This is why we must look to advanced reactors that are inherently safer, eliminate waste and are easier to build and operate. It may take ten years for these designs to prove their potential but this does not stop the USA, Russia, China, India, Canada, UK and many other countries, along with major investors, taking nuclear innovation very seriously.

About the author

Kirsty Gogan is an established expert in climate and energy communications with experience as a senior advisor to UK Government, industry, academic networks and non-profit organisations. She is cofounder CEO of Energy for Humanity, a new NGO working to meet the goal of universal access to clean and cheap energy.

Back to the EfH impact at COP21. Kirsty spoke at five events, including chairing the press conference. She organized a sold-out screening of Pandora’s Promise followed by a debate between Robert Stone and antinuclear activist Yves Marignac. EfH was everywhere, generating a corresponding amount of high quality media coverage – my count is over forty articles. All are worthwhile — I’ll pick just two to recommend:

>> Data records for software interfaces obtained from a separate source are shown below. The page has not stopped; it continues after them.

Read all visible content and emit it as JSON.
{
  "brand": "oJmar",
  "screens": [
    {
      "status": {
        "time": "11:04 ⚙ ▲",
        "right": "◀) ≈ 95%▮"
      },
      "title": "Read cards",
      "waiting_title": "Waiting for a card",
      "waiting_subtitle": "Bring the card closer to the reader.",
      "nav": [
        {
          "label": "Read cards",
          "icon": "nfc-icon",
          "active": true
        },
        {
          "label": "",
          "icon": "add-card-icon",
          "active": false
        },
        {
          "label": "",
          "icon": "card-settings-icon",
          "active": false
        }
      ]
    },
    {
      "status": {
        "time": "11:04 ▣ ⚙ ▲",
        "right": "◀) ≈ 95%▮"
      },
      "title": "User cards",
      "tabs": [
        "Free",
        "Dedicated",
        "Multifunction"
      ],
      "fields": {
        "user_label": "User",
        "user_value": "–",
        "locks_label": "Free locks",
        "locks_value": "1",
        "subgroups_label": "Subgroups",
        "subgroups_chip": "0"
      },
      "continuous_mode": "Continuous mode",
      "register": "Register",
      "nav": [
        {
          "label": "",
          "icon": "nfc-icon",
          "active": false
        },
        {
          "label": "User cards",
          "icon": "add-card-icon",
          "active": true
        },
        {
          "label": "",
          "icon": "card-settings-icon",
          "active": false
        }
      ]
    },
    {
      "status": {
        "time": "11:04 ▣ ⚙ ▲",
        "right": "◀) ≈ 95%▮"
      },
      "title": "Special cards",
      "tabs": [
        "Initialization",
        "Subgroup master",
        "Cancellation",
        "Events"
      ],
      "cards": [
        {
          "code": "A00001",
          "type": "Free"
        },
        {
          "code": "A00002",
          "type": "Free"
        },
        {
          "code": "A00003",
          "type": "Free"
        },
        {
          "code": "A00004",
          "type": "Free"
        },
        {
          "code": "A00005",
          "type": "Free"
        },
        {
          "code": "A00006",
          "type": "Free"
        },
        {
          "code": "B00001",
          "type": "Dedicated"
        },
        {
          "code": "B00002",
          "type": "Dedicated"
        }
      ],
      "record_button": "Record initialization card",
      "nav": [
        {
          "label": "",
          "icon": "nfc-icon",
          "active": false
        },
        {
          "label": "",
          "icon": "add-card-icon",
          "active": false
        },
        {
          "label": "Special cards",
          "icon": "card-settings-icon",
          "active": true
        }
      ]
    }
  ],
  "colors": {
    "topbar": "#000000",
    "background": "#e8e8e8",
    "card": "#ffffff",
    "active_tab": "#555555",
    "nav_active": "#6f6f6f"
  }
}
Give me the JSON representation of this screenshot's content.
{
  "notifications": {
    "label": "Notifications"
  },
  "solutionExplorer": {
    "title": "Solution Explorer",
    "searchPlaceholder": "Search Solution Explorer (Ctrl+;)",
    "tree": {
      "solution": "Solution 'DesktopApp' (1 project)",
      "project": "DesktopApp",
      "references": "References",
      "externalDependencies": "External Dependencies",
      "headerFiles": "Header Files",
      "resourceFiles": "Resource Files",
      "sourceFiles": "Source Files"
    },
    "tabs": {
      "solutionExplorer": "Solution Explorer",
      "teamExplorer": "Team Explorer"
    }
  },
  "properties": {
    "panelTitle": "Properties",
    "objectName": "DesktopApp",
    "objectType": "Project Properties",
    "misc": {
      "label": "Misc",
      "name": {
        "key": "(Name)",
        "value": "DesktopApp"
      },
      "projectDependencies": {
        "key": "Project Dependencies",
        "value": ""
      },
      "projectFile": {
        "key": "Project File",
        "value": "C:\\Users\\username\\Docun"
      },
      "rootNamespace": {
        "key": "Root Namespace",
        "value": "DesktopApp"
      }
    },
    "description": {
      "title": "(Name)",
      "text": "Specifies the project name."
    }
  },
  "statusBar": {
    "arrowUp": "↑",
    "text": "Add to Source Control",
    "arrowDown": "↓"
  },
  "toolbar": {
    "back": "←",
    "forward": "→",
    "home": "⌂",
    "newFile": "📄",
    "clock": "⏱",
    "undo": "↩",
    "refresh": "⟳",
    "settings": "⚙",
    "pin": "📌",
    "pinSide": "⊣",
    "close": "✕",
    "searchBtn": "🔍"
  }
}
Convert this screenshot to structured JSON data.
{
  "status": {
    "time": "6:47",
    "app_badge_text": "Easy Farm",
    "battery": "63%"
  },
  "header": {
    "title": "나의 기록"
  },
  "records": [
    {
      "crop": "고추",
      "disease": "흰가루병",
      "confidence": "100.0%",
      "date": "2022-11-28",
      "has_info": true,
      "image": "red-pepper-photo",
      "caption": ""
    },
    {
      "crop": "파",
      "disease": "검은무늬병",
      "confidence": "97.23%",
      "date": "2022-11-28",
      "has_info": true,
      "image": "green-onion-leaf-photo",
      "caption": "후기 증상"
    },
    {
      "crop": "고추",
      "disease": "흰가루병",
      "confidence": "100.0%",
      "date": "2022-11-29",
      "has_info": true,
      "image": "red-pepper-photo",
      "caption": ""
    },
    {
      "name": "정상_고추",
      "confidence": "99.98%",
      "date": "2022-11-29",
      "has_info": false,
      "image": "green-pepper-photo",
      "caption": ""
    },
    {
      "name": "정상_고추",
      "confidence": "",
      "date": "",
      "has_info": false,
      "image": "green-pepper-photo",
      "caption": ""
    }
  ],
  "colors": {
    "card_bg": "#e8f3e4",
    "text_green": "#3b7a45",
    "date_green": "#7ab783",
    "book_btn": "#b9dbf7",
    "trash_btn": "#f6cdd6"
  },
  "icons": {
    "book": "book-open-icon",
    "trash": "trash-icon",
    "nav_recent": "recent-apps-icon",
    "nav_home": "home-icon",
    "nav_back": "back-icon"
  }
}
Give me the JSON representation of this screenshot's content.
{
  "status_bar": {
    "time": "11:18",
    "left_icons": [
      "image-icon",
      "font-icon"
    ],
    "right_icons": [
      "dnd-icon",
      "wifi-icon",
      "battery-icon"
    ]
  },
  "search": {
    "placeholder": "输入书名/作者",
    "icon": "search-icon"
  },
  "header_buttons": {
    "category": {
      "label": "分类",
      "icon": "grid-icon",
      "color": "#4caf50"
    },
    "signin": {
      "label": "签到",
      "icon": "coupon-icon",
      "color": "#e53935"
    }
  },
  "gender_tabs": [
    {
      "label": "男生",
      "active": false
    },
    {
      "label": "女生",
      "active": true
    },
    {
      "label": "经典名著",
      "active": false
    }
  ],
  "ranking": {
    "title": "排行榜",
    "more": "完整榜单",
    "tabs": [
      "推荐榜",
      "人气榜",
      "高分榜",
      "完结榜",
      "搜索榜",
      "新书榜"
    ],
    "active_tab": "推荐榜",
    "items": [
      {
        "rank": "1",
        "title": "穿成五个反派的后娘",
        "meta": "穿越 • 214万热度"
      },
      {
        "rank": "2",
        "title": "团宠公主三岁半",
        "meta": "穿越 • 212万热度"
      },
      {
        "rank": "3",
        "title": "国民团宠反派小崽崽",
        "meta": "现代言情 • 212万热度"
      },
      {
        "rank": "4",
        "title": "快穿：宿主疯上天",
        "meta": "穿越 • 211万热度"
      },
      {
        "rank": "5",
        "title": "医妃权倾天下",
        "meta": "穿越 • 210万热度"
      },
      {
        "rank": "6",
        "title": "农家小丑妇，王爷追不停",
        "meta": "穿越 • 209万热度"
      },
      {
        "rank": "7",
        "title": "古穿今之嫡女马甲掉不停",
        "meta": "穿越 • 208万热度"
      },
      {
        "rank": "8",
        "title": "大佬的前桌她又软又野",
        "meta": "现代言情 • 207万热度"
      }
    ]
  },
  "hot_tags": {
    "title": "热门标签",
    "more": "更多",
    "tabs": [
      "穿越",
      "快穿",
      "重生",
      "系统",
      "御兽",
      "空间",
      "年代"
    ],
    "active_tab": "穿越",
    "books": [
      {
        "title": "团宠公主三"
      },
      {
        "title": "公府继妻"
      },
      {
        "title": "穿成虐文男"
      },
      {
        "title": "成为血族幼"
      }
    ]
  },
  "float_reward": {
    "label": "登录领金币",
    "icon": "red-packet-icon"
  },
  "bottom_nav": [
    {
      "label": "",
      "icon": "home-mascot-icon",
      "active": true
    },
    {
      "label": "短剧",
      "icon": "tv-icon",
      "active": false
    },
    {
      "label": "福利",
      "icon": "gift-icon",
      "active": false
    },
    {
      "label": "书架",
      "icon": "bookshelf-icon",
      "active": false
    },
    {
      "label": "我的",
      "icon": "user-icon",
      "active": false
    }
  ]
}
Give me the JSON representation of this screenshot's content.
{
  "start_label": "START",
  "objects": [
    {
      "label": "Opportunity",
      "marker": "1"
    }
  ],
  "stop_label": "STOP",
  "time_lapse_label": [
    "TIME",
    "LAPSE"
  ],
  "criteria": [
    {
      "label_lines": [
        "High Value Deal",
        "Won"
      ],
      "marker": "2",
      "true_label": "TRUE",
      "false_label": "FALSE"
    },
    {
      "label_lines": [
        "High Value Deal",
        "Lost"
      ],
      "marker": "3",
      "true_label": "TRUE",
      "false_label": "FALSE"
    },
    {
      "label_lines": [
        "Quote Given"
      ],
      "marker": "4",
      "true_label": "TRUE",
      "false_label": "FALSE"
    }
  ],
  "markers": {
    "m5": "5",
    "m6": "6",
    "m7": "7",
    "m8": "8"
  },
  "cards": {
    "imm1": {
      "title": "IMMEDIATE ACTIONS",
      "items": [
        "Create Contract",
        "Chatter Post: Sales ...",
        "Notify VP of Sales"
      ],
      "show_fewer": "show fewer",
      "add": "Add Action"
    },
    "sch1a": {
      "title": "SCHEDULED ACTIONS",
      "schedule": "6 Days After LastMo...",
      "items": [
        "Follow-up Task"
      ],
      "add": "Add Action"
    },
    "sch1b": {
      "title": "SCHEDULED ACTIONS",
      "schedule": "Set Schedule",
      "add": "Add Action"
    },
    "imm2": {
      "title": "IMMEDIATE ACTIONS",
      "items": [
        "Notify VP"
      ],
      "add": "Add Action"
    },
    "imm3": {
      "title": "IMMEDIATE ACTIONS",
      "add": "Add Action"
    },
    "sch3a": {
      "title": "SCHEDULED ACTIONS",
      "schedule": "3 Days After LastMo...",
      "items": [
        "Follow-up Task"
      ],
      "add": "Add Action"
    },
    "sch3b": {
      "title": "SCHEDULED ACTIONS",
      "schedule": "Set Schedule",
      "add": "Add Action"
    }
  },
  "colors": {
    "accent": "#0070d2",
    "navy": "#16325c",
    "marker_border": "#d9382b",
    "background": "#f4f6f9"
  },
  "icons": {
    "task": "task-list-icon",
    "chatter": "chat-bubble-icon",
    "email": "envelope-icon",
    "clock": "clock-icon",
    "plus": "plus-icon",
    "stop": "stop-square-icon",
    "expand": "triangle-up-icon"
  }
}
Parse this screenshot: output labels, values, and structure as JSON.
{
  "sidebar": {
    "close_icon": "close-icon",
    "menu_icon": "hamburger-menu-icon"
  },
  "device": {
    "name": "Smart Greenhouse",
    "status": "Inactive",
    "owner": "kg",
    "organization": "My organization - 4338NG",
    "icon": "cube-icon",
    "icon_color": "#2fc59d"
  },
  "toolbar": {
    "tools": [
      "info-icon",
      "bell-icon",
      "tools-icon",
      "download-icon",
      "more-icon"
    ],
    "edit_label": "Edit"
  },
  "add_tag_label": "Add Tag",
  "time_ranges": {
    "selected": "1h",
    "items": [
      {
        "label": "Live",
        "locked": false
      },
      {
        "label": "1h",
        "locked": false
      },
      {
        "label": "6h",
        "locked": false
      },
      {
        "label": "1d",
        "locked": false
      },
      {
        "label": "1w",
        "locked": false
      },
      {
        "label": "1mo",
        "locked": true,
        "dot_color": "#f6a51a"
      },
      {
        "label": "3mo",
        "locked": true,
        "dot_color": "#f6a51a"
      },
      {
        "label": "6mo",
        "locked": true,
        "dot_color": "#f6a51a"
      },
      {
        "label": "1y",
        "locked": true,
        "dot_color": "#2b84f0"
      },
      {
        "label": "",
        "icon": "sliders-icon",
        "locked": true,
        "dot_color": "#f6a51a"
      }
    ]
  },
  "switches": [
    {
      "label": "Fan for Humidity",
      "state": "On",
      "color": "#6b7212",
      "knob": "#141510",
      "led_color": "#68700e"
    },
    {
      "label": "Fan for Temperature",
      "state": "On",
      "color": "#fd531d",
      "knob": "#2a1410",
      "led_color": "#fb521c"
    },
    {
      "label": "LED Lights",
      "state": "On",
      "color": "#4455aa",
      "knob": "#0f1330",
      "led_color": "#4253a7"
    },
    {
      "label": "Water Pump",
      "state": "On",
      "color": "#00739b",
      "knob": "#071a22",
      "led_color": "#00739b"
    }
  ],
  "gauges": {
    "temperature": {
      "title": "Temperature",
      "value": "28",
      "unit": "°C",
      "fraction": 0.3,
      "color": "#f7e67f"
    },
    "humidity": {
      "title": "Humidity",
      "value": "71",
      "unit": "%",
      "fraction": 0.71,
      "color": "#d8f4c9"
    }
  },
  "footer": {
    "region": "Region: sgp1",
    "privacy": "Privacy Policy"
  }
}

By Andy @Revkin for The New York Times In Paris, Negotiators Trim a Draft Climate Agreement, Climate Scientists Press for Nuclear Energy, Activists Prepare for Failure

By Michael Specter for The New Yorker How Not To Debate Nuclear Energy And Climate Change

Simon Hix: UK stands alone in Europe’s third tier

…the choice for Britain is now between isolation within the EU, isolation outside the EU or a new relationship with the EU that protects the interests of the UK in the single market but outside the euro. —Simon Hix, Professor and Head of Department of Government, London School of Economics, UK

I just came across a 2013 letter to the editor of The Financial Times from Simon Hix:

Sir, In arguing that the UK could be the potential leader of the non-euro European Union states, Philip Dodds (Letters, May 20) misunderstands the direction of travel for most of these other states.

The eurozone states and the prospective eurozone states are together building a new macroeconomic union within the EU. Only the UK and Czech Republic did not sign the fiscal compact treaty and only the UK and Sweden look set to be outside the banking union. So, there are now three rather than two tiers in the EU, with the UK alone on the third tier.

As a result, it is now impossible to imagine the EU considering a UK candidate for the next Commission president. Since the UK is unlikely to join the euro or any of the related agreements, the choice for Britain is now between isolation within the EU, isolation outside the EU or a new relationship with the EU that protects the interests of the UK in the single market but outside the euro.

Simon doesn’t outline how, given the Brexit referendum, it’s possible for UK to negotiate “a new relationship with the EU that protects the interests of the UK in the single market but outside the euro”. I fail to see how such a deal is in the interests of the EU leadership, who worry every night about setting an attractive example for EU members contemplating escape from the Euro.